» **Work instructions**: Lines with "icon": pull these out of the listing below.

::: Data provided

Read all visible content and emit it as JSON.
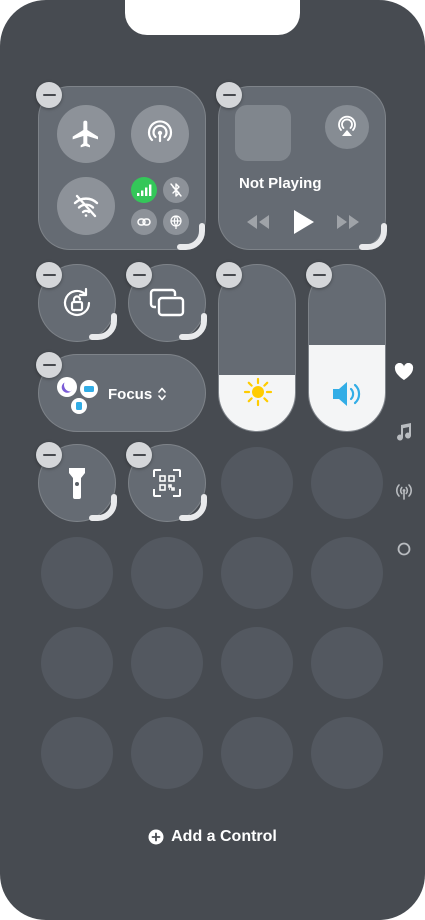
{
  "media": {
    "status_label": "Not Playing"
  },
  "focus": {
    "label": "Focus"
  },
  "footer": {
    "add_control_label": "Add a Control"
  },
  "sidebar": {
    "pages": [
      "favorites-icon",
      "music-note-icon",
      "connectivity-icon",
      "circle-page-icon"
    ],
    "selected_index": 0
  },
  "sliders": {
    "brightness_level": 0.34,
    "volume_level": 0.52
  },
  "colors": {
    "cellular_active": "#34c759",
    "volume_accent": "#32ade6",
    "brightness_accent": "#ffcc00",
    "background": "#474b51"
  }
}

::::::

» **Reply**:
      "favorites-icon",
      "music-note-icon",
      "connectivity-icon",
      "circle-page-icon"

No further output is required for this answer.